PROBLEM — The answer must be every line of the data that holds the word "rows".

[Items from an interface collection]

========================

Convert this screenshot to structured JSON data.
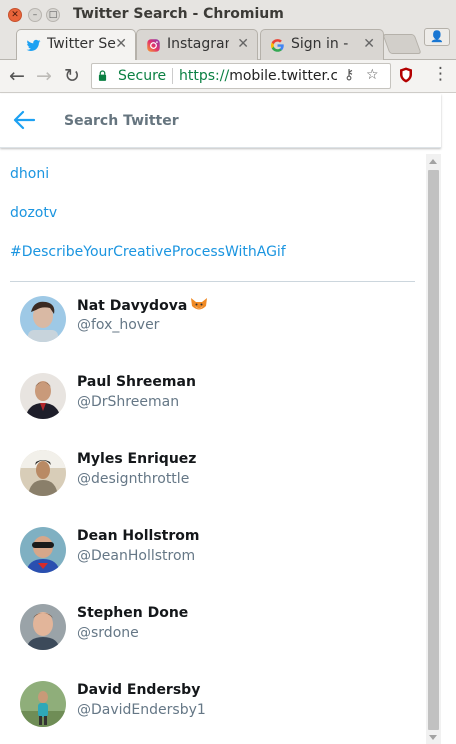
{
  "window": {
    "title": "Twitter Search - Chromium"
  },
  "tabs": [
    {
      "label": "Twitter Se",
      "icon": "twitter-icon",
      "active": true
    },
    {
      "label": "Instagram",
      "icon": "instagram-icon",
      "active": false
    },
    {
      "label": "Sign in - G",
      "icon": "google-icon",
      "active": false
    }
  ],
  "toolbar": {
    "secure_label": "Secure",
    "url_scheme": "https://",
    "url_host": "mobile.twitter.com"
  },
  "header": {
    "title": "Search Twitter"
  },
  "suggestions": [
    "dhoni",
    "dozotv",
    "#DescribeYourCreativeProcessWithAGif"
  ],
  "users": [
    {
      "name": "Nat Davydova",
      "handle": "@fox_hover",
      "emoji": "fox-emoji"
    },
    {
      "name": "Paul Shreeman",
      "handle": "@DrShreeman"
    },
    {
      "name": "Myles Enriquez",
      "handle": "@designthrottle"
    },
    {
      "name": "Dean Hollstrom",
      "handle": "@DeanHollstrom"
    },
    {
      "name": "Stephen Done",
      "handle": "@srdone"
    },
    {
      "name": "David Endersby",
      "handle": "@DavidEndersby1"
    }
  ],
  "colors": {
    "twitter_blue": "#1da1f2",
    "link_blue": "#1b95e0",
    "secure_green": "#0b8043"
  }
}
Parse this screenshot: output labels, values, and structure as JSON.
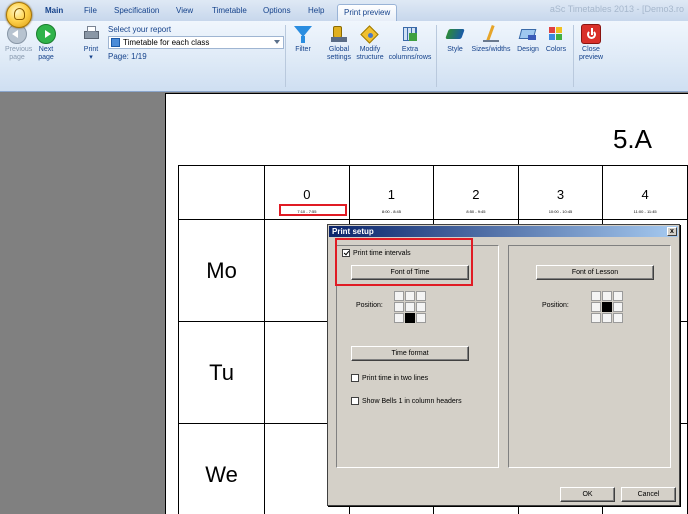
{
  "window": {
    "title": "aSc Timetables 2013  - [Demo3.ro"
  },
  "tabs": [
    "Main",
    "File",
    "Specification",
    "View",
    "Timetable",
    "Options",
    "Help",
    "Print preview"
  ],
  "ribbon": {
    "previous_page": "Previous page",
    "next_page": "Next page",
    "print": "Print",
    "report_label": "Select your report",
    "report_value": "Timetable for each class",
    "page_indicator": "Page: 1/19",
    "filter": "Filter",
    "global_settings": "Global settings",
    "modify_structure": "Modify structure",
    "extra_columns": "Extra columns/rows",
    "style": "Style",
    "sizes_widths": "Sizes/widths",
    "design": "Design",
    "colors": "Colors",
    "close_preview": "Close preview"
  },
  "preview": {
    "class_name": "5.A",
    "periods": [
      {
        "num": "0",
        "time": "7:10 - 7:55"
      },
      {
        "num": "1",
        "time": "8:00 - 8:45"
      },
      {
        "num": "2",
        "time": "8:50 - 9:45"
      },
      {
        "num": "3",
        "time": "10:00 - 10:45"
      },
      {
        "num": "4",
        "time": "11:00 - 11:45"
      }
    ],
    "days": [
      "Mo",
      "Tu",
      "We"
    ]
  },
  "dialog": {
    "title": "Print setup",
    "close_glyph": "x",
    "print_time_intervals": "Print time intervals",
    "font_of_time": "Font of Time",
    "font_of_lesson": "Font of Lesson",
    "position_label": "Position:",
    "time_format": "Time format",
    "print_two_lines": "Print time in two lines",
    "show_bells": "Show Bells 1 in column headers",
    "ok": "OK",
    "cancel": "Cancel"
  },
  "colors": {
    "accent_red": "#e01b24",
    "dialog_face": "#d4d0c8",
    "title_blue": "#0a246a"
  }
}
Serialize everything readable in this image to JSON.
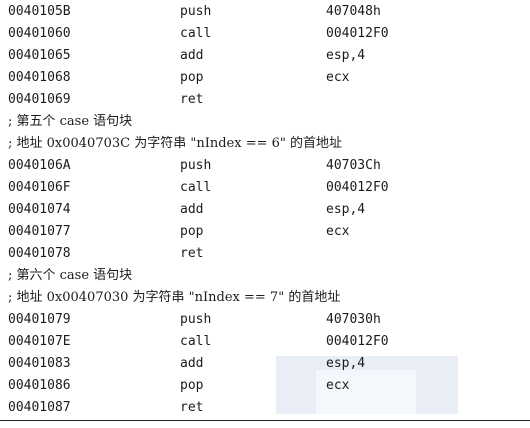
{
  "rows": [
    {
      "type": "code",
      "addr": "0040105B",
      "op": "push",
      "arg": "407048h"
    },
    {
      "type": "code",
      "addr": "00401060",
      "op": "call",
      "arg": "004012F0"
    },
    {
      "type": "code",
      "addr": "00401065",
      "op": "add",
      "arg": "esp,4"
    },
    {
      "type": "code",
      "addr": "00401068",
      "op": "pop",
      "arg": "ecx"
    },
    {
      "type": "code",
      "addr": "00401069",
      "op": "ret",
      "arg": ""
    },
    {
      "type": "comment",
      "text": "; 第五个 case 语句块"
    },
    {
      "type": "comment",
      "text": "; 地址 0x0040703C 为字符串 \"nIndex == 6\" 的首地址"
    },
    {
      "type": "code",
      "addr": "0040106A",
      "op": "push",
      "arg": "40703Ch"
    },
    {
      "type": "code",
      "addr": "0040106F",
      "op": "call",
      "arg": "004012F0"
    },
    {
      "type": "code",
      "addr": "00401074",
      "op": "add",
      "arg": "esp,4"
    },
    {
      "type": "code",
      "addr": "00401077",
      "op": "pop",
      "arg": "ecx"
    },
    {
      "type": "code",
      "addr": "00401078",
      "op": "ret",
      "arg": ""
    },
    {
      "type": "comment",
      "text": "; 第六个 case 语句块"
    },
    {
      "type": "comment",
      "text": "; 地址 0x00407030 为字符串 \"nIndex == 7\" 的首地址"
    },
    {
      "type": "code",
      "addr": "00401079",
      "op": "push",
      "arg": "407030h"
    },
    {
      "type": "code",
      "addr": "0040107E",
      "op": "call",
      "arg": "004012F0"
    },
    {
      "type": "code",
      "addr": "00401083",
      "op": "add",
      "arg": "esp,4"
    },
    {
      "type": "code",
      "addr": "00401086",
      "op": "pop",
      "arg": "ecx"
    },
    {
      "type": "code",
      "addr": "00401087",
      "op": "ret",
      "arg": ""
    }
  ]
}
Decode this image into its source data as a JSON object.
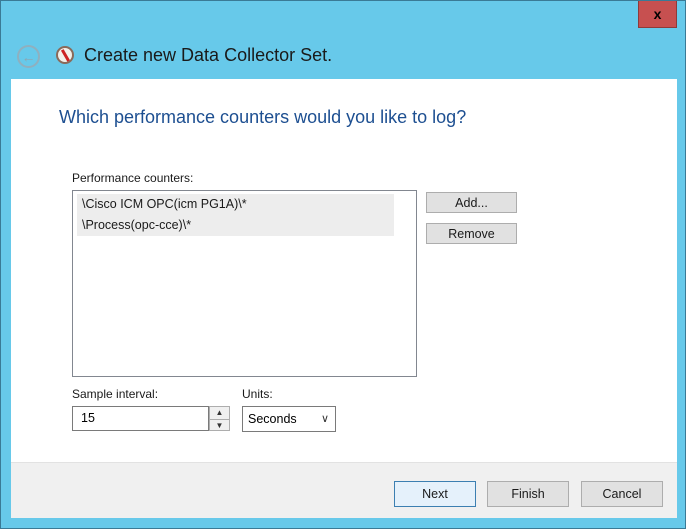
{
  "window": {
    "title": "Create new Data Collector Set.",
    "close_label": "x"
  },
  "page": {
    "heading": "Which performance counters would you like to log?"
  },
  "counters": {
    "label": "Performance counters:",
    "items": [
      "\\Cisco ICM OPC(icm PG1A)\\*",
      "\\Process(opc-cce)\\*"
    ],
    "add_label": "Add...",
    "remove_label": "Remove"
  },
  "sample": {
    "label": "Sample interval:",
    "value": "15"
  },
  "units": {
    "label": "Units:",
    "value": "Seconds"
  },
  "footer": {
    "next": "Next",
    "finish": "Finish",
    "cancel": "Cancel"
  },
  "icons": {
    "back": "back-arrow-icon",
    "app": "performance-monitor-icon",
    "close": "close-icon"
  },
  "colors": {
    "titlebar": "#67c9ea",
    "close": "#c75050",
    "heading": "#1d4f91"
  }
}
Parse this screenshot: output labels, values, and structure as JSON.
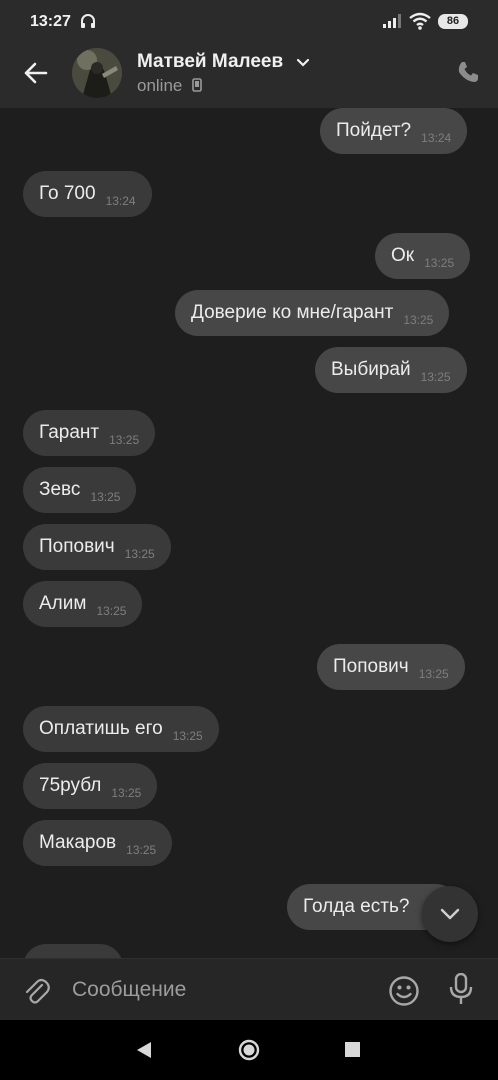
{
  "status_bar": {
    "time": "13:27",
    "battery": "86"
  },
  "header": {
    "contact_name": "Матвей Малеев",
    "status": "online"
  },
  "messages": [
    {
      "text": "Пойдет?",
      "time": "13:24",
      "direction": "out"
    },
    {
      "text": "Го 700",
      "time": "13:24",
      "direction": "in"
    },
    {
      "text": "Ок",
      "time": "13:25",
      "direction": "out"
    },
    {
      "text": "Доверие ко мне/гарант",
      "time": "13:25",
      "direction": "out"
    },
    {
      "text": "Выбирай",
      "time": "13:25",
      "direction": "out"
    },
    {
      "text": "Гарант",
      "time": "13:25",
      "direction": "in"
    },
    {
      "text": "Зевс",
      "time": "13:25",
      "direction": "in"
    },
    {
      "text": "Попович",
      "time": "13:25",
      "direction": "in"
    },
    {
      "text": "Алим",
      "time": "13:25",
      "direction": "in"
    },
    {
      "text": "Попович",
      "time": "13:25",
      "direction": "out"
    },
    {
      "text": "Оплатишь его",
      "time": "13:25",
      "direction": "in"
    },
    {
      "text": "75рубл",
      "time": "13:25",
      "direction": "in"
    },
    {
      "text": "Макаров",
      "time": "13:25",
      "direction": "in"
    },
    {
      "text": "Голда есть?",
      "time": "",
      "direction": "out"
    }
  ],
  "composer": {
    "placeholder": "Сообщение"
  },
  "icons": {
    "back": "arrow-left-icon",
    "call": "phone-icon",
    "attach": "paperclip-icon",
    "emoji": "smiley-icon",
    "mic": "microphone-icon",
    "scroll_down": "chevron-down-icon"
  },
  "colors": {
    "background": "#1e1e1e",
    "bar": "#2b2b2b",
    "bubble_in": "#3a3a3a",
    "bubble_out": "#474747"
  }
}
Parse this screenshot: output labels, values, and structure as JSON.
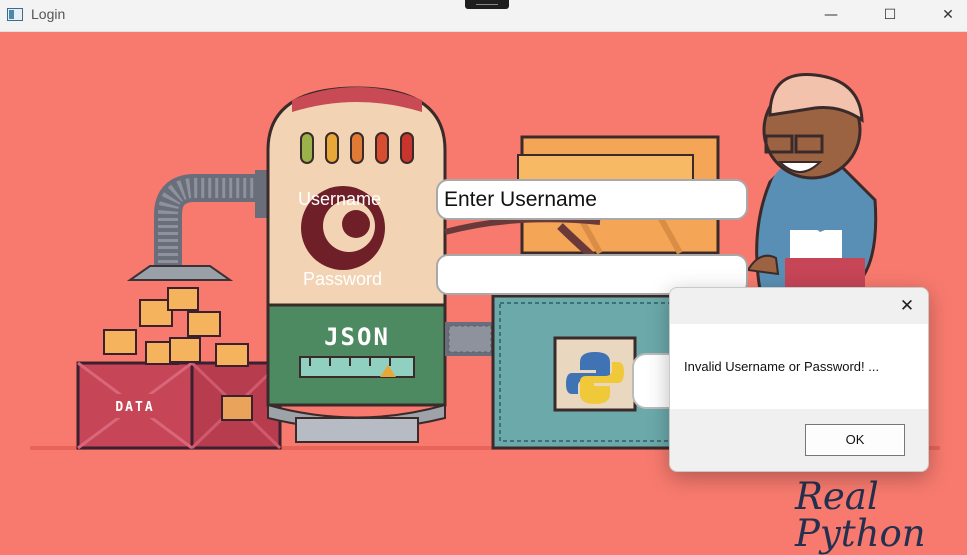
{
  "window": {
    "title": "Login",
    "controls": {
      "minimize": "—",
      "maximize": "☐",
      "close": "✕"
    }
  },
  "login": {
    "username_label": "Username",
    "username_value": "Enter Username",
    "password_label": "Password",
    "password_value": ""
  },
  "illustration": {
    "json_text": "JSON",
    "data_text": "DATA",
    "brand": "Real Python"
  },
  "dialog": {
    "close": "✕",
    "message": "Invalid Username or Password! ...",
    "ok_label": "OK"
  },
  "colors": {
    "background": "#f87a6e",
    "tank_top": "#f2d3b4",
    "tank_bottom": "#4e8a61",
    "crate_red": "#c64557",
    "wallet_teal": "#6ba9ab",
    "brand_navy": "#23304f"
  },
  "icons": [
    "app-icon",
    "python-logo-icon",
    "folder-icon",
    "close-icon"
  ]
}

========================

TASK RESPONSE —
    "extra_columns": "Extra columns/rows",
  "rows": [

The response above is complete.